PROBLEM: Word for word, restate each entry that appears below.

┄┄┄┄┄┄

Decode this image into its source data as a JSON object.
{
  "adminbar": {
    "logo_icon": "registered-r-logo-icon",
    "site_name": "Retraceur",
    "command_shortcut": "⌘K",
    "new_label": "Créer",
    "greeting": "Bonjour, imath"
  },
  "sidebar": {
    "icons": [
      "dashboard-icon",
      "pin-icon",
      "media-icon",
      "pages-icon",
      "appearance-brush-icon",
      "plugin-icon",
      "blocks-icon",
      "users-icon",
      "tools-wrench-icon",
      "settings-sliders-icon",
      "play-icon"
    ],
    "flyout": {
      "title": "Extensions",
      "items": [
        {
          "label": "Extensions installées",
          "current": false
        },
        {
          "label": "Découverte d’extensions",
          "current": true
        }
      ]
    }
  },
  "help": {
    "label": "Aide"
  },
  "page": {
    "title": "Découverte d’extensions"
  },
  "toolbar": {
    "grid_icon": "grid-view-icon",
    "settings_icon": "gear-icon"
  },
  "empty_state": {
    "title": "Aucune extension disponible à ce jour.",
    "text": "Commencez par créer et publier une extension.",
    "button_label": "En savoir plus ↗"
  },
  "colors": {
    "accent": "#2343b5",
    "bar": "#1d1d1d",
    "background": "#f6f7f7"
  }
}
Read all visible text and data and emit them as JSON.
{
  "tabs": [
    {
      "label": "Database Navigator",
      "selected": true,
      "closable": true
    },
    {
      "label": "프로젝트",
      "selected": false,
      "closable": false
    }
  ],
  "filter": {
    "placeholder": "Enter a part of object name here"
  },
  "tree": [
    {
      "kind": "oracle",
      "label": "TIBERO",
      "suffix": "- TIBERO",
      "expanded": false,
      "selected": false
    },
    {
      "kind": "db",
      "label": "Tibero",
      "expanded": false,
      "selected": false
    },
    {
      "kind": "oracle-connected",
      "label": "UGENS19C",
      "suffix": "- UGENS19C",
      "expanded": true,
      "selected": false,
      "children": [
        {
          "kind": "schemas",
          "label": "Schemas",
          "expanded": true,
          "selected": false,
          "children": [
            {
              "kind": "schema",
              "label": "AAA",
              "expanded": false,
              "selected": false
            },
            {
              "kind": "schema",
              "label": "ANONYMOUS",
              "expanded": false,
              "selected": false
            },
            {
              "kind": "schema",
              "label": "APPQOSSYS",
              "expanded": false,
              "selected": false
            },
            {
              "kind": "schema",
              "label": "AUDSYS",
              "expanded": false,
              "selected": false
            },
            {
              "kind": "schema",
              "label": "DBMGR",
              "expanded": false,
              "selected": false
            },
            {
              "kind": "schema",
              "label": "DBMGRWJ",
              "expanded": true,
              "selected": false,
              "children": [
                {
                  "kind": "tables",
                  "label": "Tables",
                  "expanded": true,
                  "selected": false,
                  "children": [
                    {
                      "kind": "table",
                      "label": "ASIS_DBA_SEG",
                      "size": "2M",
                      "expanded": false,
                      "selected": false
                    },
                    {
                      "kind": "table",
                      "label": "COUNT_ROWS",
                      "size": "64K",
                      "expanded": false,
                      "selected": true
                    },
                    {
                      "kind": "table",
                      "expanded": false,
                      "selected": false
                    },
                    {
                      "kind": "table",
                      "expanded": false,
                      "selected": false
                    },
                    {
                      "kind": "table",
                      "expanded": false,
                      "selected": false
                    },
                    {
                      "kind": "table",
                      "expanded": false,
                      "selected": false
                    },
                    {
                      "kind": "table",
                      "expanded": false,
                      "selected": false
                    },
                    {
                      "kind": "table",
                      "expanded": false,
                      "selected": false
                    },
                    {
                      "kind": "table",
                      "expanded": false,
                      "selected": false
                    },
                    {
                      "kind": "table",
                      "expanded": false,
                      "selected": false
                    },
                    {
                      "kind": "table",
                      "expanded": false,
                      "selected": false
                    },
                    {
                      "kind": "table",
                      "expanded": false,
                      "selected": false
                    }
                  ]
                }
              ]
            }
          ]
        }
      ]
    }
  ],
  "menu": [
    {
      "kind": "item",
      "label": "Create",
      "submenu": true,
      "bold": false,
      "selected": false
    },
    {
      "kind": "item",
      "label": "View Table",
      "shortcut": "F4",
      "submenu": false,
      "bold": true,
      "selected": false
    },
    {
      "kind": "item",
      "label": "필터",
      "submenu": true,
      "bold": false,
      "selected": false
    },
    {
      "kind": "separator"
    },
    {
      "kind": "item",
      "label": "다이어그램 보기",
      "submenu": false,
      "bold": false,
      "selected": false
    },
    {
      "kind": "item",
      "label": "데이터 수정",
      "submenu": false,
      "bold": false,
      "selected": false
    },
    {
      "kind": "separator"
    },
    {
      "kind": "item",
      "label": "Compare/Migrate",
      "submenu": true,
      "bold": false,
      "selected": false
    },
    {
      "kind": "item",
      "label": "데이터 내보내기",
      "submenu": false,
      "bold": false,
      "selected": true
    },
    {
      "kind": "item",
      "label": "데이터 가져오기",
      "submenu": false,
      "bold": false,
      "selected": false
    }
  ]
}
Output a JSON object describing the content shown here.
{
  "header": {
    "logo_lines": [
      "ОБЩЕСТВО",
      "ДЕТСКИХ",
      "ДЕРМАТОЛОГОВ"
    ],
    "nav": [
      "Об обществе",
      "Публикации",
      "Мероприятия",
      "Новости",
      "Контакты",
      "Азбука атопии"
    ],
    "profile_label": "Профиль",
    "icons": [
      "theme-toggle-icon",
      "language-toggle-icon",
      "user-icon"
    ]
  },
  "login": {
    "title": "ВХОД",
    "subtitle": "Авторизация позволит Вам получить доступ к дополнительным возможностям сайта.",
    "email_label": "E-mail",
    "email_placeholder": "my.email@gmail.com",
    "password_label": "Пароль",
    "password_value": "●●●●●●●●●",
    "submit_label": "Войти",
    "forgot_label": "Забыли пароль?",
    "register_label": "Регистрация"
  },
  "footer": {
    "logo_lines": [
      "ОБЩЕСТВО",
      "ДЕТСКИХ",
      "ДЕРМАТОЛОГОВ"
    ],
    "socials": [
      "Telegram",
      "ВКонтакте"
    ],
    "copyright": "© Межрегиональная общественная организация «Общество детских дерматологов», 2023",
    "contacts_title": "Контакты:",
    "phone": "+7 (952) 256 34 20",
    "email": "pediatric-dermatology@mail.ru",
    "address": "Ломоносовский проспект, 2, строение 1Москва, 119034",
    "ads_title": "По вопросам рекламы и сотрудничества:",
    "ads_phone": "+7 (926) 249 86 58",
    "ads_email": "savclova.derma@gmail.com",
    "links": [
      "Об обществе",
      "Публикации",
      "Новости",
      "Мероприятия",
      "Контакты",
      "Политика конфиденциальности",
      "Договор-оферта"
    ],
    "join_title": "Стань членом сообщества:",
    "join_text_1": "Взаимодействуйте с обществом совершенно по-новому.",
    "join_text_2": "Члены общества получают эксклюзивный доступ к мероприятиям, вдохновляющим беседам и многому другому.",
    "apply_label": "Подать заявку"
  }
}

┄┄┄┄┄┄

THE COMPLETED TASK:
Decode this image into its source data as a JSON object.
{
  "adminbar": {
    "logo_icon": "registered-r-logo-icon",
    "site_name": "Retraceur",
    "command_shortcut": "⌘K",
    "new_label": "Créer",
    "greeting": "Bonjour, imath"
  },
  "sidebar": {
    "icons": [
      "dashboard-icon",
      "pin-icon",
      "media-icon",
      "pages-icon",
      "appearance-brush-icon",
      "plugin-icon",
      "blocks-icon",
      "users-icon",
      "tools-wrench-icon",
      "settings-sliders-icon",
      "play-icon"
    ],
    "flyout": {
      "title": "Extensions",
      "items": [
        {
          "label": "Extensions installées",
          "current": false
        },
        {
          "label": "Découverte d’extensions",
          "current": true
        }
      ]
    }
  },
  "help": {
    "label": "Aide"
  },
  "page": {
    "title": "Découverte d’extensions"
  },
  "toolbar": {
    "grid_icon": "grid-view-icon",
    "settings_icon": "gear-icon"
  },
  "empty_state": {
    "title": "Aucune extension disponible à ce jour.",
    "text": "Commencez par créer et publier une extension.",
    "button_label": "En savoir plus ↗"
  },
  "colors": {
    "accent": "#2343b5",
    "bar": "#1d1d1d",
    "background": "#f6f7f7"
  }
}
Read all visible text and data and emit them as JSON.
{
  "tabs": [
    {
      "label": "Database Navigator",
      "selected": true,
      "closable": true
    },
    {
      "label": "프로젝트",
      "selected": false,
      "closable": false
    }
  ],
  "filter": {
    "placeholder": "Enter a part of object name here"
  },
  "tree": [
    {
      "kind": "oracle",
      "label": "TIBERO",
      "suffix": "- TIBERO",
      "expanded": false,
      "selected": false
    },
    {
      "kind": "db",
      "label": "Tibero",
      "expanded": false,
      "selected": false
    },
    {
      "kind": "oracle-connected",
      "label": "UGENS19C",
      "suffix": "- UGENS19C",
      "expanded": true,
      "selected": false,
      "children": [
        {
          "kind": "schemas",
          "label": "Schemas",
          "expanded": true,
          "selected": false,
          "children": [
            {
              "kind": "schema",
              "label": "AAA",
              "expanded": false,
              "selected": false
            },
            {
              "kind": "schema",
              "label": "ANONYMOUS",
              "expanded": false,
              "selected": false
            },
            {
              "kind": "schema",
              "label": "APPQOSSYS",
              "expanded": false,
              "selected": false
            },
            {
              "kind": "schema",
              "label": "AUDSYS",
              "expanded": false,
              "selected": false
            },
            {
              "kind": "schema",
              "label": "DBMGR",
              "expanded": false,
              "selected": false
            },
            {
              "kind": "schema",
              "label": "DBMGRWJ",
              "expanded": true,
              "selected": false,
              "children": [
                {
                  "kind": "tables",
                  "label": "Tables",
                  "expanded": true,
                  "selected": false,
                  "children": [
                    {
                      "kind": "table",
                      "label": "ASIS_DBA_SEG",
                      "size": "2M",
                      "expanded": false,
                      "selected": false
                    },
                    {
                      "kind": "table",
                      "label": "COUNT_ROWS",
                      "size": "64K",
                      "expanded": false,
                      "selected": true
                    },
                    {
                      "kind": "table",
                      "expanded": false,
                      "selected": false
                    },
                    {
                      "kind": "table",
                      "expanded": false,
                      "selected": false
                    },
                    {
                      "kind": "table",
                      "expanded": false,
                      "selected": false
                    },
                    {
                      "kind": "table",
                      "expanded": false,
                      "selected": false
                    },
                    {
                      "kind": "table",
                      "expanded": false,
                      "selected": false
                    },
                    {
                      "kind": "table",
                      "expanded": false,
                      "selected": false
                    },
                    {
                      "kind": "table",
                      "expanded": false,
                      "selected": false
                    },
                    {
                      "kind": "table",
                      "expanded": false,
                      "selected": false
                    },
                    {
                      "kind": "table",
                      "expanded": false,
                      "selected": false
                    },
                    {
                      "kind": "table",
                      "expanded": false,
                      "selected": false
                    }
                  ]
                }
              ]
            }
          ]
        }
      ]
    }
  ],
  "menu": [
    {
      "kind": "item",
      "label": "Create",
      "submenu": true,
      "bold": false,
      "selected": false
    },
    {
      "kind": "item",
      "label": "View Table",
      "shortcut": "F4",
      "submenu": false,
      "bold": true,
      "selected": false
    },
    {
      "kind": "item",
      "label": "필터",
      "submenu": true,
      "bold": false,
      "selected": false
    },
    {
      "kind": "separator"
    },
    {
      "kind": "item",
      "label": "다이어그램 보기",
      "submenu": false,
      "bold": false,
      "selected": false
    },
    {
      "kind": "item",
      "label": "데이터 수정",
      "submenu": false,
      "bold": false,
      "selected": false
    },
    {
      "kind": "separator"
    },
    {
      "kind": "item",
      "label": "Compare/Migrate",
      "submenu": true,
      "bold": false,
      "selected": false
    },
    {
      "kind": "item",
      "label": "데이터 내보내기",
      "submenu": false,
      "bold": false,
      "selected": true
    },
    {
      "kind": "item",
      "label": "데이터 가져오기",
      "submenu": false,
      "bold": false,
      "selected": false
    }
  ]
}
Output a JSON object describing the content shown here.
{
  "header": {
    "logo_lines": [
      "ОБЩЕСТВО",
      "ДЕТСКИХ",
      "ДЕРМАТОЛОГОВ"
    ],
    "nav": [
      "Об обществе",
      "Публикации",
      "Мероприятия",
      "Новости",
      "Контакты",
      "Азбука атопии"
    ],
    "profile_label": "Профиль",
    "icons": [
      "theme-toggle-icon",
      "language-toggle-icon",
      "user-icon"
    ]
  },
  "login": {
    "title": "ВХОД",
    "subtitle": "Авторизация позволит Вам получить доступ к дополнительным возможностям сайта.",
    "email_label": "E-mail",
    "email_placeholder": "my.email@gmail.com",
    "password_label": "Пароль",
    "password_value": "●●●●●●●●●",
    "submit_label": "Войти",
    "forgot_label": "Забыли пароль?",
    "register_label": "Регистрация"
  },
  "footer": {
    "logo_lines": [
      "ОБЩЕСТВО",
      "ДЕТСКИХ",
      "ДЕРМАТОЛОГОВ"
    ],
    "socials": [
      "Telegram",
      "ВКонтакте"
    ],
    "copyright": "© Межрегиональная общественная организация «Общество детских дерматологов», 2023",
    "contacts_title": "Контакты:",
    "phone": "+7 (952) 256 34 20",
    "email": "pediatric-dermatology@mail.ru",
    "address": "Ломоносовский проспект, 2, строение 1Москва, 119034",
    "ads_title": "По вопросам рекламы и сотрудничества:",
    "ads_phone": "+7 (926) 249 86 58",
    "ads_email": "savclova.derma@gmail.com",
    "links": [
      "Об обществе",
      "Публикации",
      "Новости",
      "Мероприятия",
      "Контакты",
      "Политика конфиденциальности",
      "Договор-оферта"
    ],
    "join_title": "Стань членом сообщества:",
    "join_text_1": "Взаимодействуйте с обществом совершенно по-новому.",
    "join_text_2": "Члены общества получают эксклюзивный доступ к мероприятиям, вдохновляющим беседам и многому другому.",
    "apply_label": "Подать заявку"
  }
}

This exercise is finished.